A variable is a character string to which we assign a value. The value assigned could be a number, text, filename, device, or any other type of data.
A variable is nothing more than a pointer to the actual data. We are going to use variables so much in our scripts that it will be unusual for us not to use them.
In this module we are always going to specify a variable in uppercase, for example, UPPERCASE. Using uppercase variable names is not recommended in the real world of shell programming, though, because these uppercase variables may step on system environment variables, which are also in uppercase.
Uppercase variables are used in this book to emphasize the variables and to make them stand out in the code. When you write your own shell scripts or modify the scripts in this book, make the variables lowercase text.
To assign a variable to point to data, we use
as the assignment syntax.
To access the data that the variable, UPPERCASE, is pointing to, we must add a dollar sign, $, as a prefix. for example,

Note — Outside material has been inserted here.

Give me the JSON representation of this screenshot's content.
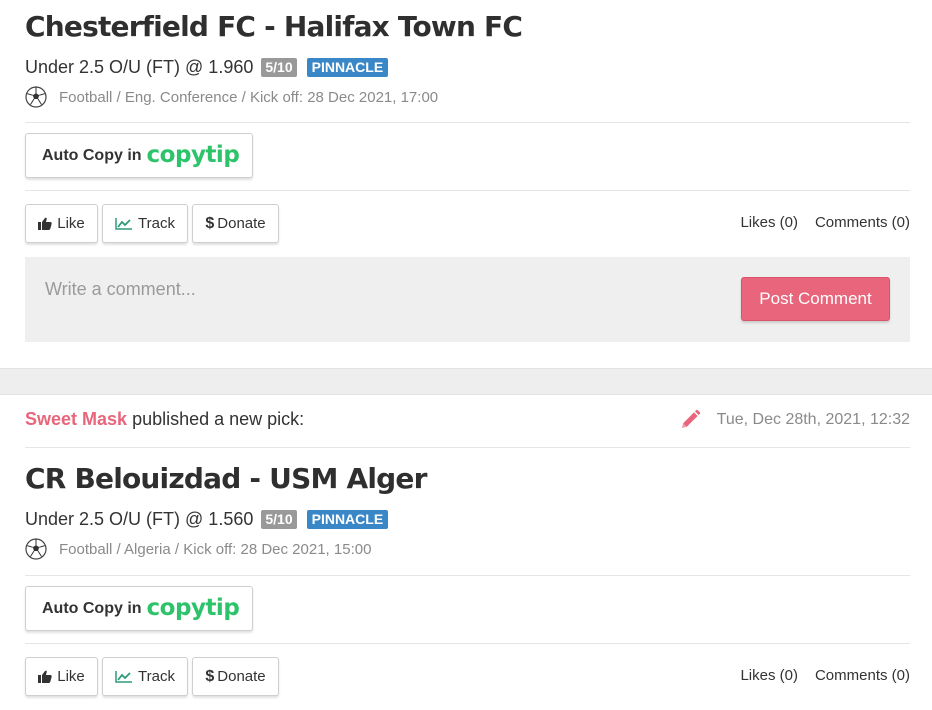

$UPPERCASE. To view the data assigned to the variable, we use echo $UPPERCASE, print $UPPERCASE for variables, or cat $UPPERCASE, if the variable is pointing to a file, as a command structure.